Given records:
-=-=-=-=-

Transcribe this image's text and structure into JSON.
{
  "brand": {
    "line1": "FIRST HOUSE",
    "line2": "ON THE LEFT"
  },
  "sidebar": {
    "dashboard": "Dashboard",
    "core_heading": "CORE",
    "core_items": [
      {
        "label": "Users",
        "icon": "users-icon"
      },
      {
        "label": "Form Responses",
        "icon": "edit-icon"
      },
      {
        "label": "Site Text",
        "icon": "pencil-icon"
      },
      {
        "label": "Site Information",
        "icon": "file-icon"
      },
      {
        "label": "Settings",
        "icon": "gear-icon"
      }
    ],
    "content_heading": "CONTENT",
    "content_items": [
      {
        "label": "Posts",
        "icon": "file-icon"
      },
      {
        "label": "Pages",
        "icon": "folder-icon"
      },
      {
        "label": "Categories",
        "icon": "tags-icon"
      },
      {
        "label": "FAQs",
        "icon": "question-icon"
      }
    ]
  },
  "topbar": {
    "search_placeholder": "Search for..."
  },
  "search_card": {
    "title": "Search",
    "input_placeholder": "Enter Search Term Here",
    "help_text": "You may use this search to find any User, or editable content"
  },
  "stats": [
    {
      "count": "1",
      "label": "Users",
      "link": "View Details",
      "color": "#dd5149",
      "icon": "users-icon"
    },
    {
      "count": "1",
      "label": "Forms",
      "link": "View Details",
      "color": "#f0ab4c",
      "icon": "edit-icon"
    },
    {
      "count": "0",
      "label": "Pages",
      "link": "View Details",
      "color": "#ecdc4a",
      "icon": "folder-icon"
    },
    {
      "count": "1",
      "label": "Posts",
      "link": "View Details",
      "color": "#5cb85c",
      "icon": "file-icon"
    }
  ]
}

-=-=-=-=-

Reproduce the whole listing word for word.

Transcribe this image's text and structure into JSON.
{
  "brand": {
    "line1": "FIRST HOUSE",
    "line2": "ON THE LEFT"
  },
  "sidebar": {
    "dashboard": "Dashboard",
    "core_heading": "CORE",
    "core_items": [
      {
        "label": "Users",
        "icon": "users-icon"
      },
      {
        "label": "Form Responses",
        "icon": "edit-icon"
      },
      {
        "label": "Site Text",
        "icon": "pencil-icon"
      },
      {
        "label": "Site Information",
        "icon": "file-icon"
      },
      {
        "label": "Settings",
        "icon": "gear-icon"
      }
    ],
    "content_heading": "CONTENT",
    "content_items": [
      {
        "label": "Posts",
        "icon": "file-icon"
      },
      {
        "label": "Pages",
        "icon": "folder-icon"
      },
      {
        "label": "Categories",
        "icon": "tags-icon"
      },
      {
        "label": "FAQs",
        "icon": "question-icon"
      }
    ]
  },
  "topbar": {
    "search_placeholder": "Search for..."
  },
  "search_card": {
    "title": "Search",
    "input_placeholder": "Enter Search Term Here",
    "help_text": "You may use this search to find any User, or editable content"
  },
  "stats": [
    {
      "count": "1",
      "label": "Users",
      "link": "View Details",
      "color": "#dd5149",
      "icon": "users-icon"
    },
    {
      "count": "1",
      "label": "Forms",
      "link": "View Details",
      "color": "#f0ab4c",
      "icon": "edit-icon"
    },
    {
      "count": "0",
      "label": "Pages",
      "link": "View Details",
      "color": "#ecdc4a",
      "icon": "folder-icon"
    },
    {
      "count": "1",
      "label": "Posts",
      "link": "View Details",
      "color": "#5cb85c",
      "icon": "file-icon"
    }
  ]
}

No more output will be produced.